WHAT YOU HAVE TO DO -> Below are entries. Pull out all lines containing "google".

PROVIDED DATA ->
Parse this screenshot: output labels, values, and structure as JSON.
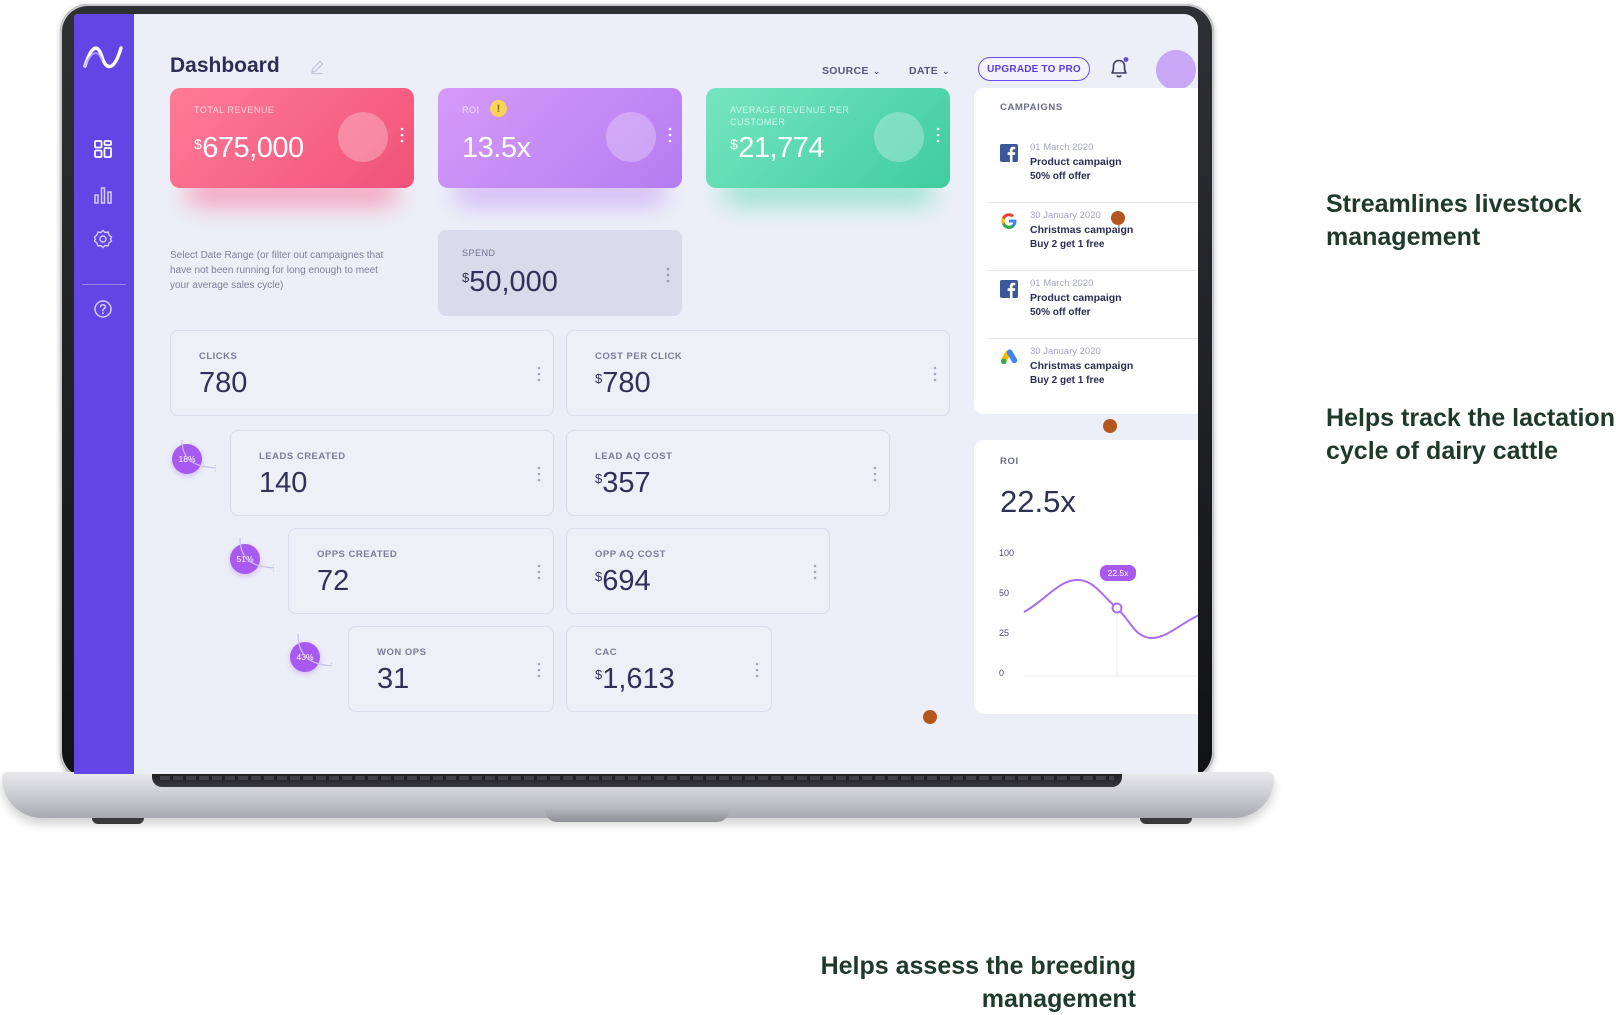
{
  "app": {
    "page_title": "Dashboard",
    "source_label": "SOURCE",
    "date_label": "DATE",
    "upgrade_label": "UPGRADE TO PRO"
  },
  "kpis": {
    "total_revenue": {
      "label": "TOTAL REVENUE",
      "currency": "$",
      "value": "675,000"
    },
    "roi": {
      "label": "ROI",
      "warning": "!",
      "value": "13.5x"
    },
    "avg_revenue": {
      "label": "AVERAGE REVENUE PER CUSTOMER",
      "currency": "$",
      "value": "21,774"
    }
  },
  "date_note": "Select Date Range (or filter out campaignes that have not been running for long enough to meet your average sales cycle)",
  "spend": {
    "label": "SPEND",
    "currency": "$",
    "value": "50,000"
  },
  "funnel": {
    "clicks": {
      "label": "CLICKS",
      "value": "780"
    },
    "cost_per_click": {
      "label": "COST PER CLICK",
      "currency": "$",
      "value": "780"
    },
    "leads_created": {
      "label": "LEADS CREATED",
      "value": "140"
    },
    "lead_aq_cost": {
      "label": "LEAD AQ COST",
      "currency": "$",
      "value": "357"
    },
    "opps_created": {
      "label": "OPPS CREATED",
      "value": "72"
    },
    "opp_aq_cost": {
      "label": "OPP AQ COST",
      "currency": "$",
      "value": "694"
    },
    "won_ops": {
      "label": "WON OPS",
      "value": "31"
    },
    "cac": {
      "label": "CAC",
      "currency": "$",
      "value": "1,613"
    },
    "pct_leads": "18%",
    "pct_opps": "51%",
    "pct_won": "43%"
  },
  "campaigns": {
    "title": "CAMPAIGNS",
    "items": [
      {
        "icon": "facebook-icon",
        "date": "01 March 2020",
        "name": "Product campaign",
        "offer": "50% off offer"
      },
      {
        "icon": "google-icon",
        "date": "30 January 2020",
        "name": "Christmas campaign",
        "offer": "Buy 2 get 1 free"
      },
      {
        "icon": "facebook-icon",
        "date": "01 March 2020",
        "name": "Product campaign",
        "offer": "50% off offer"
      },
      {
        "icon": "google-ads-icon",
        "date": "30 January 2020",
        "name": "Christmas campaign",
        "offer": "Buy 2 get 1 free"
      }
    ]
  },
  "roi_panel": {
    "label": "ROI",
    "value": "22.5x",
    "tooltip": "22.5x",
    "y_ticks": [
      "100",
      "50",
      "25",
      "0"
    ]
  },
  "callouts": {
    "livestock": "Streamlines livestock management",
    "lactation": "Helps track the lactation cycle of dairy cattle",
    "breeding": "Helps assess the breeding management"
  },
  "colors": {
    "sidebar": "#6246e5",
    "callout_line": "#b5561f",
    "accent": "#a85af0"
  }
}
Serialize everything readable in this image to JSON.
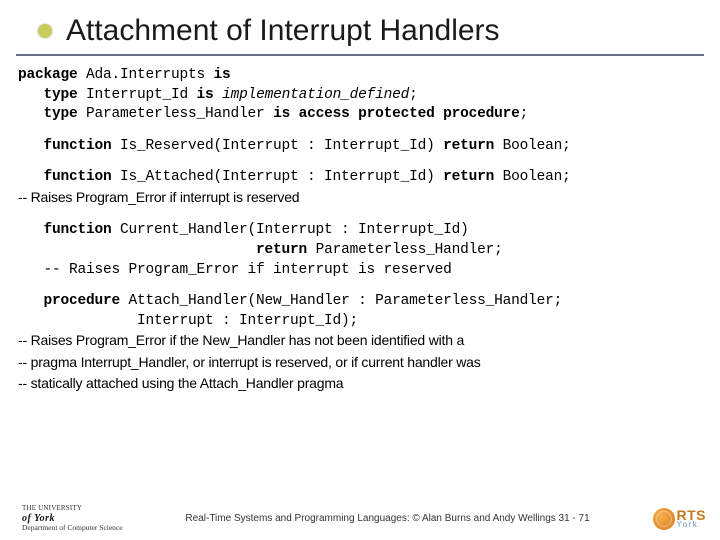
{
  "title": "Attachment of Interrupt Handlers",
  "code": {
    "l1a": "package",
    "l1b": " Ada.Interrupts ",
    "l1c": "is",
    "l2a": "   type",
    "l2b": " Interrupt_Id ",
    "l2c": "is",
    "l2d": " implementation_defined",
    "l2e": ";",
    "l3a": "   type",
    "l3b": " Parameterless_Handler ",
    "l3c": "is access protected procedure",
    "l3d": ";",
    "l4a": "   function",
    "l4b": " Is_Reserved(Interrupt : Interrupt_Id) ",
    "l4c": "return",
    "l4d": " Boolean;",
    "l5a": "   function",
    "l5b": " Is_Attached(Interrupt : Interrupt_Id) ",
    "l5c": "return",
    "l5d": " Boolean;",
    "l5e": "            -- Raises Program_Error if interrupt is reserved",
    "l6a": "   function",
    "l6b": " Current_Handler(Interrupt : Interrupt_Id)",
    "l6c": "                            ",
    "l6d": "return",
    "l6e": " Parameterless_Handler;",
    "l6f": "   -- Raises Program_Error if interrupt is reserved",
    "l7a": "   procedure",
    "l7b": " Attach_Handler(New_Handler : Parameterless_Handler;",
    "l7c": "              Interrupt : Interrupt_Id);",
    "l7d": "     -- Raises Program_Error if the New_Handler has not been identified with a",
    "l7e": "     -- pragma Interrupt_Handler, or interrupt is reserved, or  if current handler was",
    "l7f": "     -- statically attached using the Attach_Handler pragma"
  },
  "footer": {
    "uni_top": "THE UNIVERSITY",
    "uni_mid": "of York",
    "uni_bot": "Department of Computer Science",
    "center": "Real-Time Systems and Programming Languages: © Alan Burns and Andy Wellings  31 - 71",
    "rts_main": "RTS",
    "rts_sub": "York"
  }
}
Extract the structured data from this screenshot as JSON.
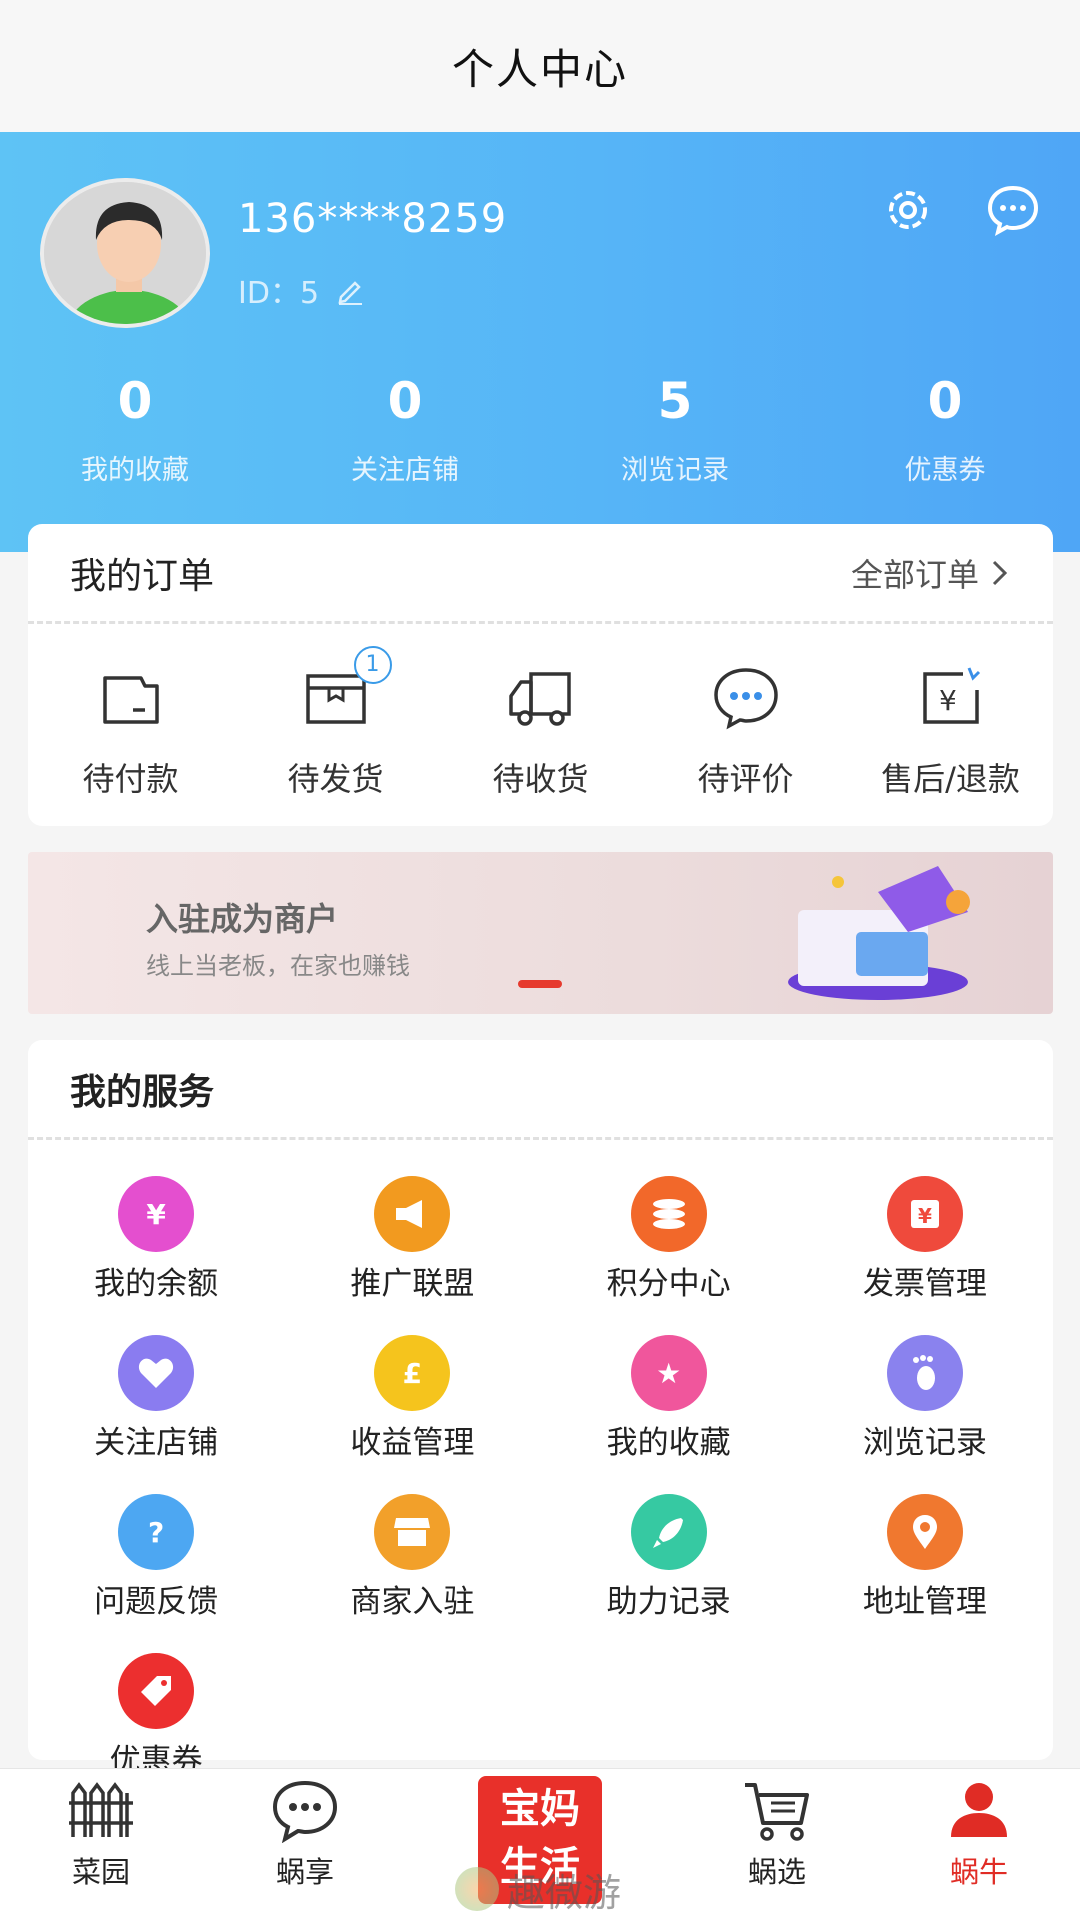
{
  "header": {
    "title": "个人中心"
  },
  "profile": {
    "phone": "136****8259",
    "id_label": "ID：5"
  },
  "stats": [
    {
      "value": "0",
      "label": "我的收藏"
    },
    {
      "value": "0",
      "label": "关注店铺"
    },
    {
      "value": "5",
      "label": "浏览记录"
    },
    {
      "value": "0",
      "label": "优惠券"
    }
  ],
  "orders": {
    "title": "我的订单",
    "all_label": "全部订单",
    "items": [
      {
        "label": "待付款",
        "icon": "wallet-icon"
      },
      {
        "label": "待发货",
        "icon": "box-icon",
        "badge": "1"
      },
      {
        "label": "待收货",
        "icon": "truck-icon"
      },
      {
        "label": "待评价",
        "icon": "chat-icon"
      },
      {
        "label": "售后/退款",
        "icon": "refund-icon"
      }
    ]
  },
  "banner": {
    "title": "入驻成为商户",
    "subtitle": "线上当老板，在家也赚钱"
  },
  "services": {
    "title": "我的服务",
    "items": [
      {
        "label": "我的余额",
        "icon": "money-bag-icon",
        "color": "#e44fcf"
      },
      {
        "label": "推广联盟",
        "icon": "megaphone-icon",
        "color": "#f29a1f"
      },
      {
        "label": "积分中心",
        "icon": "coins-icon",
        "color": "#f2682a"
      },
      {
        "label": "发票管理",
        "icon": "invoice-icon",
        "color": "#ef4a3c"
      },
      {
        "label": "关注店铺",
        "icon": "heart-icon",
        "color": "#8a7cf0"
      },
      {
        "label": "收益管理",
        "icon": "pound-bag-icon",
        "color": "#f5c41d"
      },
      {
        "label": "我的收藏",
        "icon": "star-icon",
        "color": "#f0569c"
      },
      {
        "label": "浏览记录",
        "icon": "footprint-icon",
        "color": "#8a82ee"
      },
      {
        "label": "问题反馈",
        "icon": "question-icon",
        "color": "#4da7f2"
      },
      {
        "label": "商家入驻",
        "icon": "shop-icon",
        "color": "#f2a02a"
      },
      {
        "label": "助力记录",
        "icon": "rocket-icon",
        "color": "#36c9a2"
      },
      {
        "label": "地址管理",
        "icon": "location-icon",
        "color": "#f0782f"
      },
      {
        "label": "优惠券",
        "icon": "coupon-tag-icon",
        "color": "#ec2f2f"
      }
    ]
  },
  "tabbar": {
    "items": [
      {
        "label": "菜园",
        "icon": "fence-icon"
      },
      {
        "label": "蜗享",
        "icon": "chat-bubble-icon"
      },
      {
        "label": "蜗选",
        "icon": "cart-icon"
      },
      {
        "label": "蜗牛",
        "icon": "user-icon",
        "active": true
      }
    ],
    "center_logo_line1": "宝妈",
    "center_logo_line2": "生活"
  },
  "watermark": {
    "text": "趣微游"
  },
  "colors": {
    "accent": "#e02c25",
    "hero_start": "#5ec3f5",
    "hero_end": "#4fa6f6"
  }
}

RESPONSE ->
        "icon": "google-icon",
        "icon": "google-ads-icon",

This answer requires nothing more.